* [Instructions for the task] Please count the lines in the entries below that include the word "title", and give only the number.

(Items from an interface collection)
☆ ☆ ☆ ☆ ☆

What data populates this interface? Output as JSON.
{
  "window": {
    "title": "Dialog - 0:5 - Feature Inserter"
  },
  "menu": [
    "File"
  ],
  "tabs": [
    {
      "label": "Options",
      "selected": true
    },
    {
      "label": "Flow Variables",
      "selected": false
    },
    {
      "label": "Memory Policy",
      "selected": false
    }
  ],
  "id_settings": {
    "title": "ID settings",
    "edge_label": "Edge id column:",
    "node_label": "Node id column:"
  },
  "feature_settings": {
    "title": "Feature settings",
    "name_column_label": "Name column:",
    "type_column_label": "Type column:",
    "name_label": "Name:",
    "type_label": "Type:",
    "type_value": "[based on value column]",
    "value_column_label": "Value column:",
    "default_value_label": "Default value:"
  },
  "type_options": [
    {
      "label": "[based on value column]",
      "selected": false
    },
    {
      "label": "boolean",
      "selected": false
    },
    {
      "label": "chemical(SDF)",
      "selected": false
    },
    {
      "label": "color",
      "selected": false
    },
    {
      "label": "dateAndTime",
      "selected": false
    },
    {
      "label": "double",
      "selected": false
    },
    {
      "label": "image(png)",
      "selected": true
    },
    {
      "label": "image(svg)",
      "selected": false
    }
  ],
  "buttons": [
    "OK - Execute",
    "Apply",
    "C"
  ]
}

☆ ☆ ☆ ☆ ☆

* [Output for this task] 3